The union claims the fees will deter badly-treated workers from seeking justice.

Dave Prentis, Unison general secretary, told his union’s annual conference in Liverpool: “The Tories see opportunity, opportunity to reduce wages, cut sick pay and impoverish our future.

“They want to take away our employment rights with punitive charges to access justice.

“These brutal charges – up to £1,000 to take a case to an employment tribunal – are a devastating denial of justice.

“Wages are in freefall, except for those who caused the crisis in the first place, our public services are being savaged and politicians talk about austerity when they mean cruelty and vindictiveness.”

The new legislation is aimed at simplifying the employment tribunal process and striking out cases which have little chance of success.

Fees are being introduced which means all employment tribunal claims presented to HM Courts & Tribunals Service will be liable for payment of a fee or an application for fee remission under the HM Courts & Tribunals Service remissions scheme.

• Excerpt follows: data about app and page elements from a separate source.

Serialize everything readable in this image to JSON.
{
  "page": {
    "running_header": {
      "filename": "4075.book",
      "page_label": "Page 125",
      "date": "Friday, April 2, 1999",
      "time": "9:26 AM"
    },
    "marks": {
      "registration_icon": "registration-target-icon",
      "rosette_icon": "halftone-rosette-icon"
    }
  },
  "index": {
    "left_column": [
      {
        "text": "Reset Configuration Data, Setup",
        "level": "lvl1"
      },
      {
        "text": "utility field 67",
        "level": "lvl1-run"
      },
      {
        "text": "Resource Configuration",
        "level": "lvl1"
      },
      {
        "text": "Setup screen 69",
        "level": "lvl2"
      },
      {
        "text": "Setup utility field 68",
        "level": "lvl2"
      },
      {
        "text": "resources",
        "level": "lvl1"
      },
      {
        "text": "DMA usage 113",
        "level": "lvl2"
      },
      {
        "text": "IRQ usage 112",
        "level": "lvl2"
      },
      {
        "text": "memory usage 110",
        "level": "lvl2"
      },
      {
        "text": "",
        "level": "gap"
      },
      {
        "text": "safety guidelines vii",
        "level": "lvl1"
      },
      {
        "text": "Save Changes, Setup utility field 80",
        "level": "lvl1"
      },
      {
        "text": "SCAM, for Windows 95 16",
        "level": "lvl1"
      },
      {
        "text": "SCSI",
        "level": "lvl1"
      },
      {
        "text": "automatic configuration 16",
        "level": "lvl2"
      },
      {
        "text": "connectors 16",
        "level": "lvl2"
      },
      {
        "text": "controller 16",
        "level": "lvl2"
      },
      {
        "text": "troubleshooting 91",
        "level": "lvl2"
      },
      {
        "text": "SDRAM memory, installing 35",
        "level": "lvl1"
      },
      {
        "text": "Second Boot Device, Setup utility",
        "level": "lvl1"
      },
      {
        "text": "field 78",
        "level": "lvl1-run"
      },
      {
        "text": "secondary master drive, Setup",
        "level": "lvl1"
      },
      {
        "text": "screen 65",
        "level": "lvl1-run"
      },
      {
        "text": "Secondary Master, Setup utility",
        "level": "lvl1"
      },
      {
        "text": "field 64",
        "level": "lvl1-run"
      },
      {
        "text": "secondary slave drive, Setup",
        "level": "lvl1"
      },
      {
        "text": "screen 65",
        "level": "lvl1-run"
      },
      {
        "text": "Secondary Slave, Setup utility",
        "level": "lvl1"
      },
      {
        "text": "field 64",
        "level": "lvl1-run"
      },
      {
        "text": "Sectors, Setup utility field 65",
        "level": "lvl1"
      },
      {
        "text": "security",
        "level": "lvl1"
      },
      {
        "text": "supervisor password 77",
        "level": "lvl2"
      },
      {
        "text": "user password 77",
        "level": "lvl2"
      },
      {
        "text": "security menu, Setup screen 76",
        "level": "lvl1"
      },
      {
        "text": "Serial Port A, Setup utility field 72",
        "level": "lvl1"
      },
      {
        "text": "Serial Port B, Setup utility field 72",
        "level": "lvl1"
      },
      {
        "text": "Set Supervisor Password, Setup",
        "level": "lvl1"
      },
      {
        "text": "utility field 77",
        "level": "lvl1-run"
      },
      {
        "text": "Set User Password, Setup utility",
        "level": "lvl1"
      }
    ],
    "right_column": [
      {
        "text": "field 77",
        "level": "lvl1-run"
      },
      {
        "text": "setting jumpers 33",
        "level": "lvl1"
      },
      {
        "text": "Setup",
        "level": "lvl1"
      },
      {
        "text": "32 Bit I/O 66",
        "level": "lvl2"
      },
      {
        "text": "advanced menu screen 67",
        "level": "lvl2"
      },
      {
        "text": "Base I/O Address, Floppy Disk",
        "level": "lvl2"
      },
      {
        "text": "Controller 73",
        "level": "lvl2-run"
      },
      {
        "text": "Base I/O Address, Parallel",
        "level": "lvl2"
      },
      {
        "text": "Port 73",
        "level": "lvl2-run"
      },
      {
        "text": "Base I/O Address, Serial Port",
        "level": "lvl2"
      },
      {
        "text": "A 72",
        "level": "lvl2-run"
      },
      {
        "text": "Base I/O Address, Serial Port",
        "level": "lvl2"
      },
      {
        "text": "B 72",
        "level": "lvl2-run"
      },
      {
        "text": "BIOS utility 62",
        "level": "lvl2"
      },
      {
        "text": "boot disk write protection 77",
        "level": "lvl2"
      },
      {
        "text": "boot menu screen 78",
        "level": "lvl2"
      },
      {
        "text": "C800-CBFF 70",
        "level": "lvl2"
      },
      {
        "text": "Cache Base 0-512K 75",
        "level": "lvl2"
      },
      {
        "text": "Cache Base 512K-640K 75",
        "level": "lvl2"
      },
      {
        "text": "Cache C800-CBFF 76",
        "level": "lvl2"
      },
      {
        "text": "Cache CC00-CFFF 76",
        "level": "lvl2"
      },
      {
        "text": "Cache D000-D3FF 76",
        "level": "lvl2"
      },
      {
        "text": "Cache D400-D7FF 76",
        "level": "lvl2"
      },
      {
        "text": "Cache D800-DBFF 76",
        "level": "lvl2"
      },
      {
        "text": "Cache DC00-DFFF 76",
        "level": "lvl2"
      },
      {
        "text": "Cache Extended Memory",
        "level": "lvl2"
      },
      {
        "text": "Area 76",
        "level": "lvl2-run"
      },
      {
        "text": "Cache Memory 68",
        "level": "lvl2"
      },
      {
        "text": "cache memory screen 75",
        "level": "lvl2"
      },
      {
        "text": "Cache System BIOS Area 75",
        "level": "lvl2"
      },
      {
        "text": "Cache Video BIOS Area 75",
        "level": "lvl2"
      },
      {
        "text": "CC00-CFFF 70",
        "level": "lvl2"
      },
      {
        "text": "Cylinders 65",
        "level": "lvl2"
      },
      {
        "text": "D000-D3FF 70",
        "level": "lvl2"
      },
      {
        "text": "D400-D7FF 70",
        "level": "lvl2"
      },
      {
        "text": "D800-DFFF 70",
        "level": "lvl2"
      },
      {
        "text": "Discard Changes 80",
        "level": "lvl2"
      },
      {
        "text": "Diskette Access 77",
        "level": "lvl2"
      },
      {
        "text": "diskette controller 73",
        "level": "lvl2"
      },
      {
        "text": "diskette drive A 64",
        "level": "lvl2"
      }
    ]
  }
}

Harvey Harding, head of private client services at PM Law, insists it is vital employers and employees fully understand the new rules.

He said: “It is important that employers and HR departments who deal with employment law on an everyday basis fully understand the adjustments. The changes also affect employees, particularly if they need to pursue action through the employment tribunal process.

“Our team of Employment Law experts at PM Law solicitors in Sheffield can give jargon-free advice about the new legislation and assist with the tribunal process if necessary.”

For more information about the changes visit http://www.legislation.gov.uk/ukdsi/2013/9780111538654

To speak with a solicitor call PM Law in Sheffield on 0114 2965444 or click here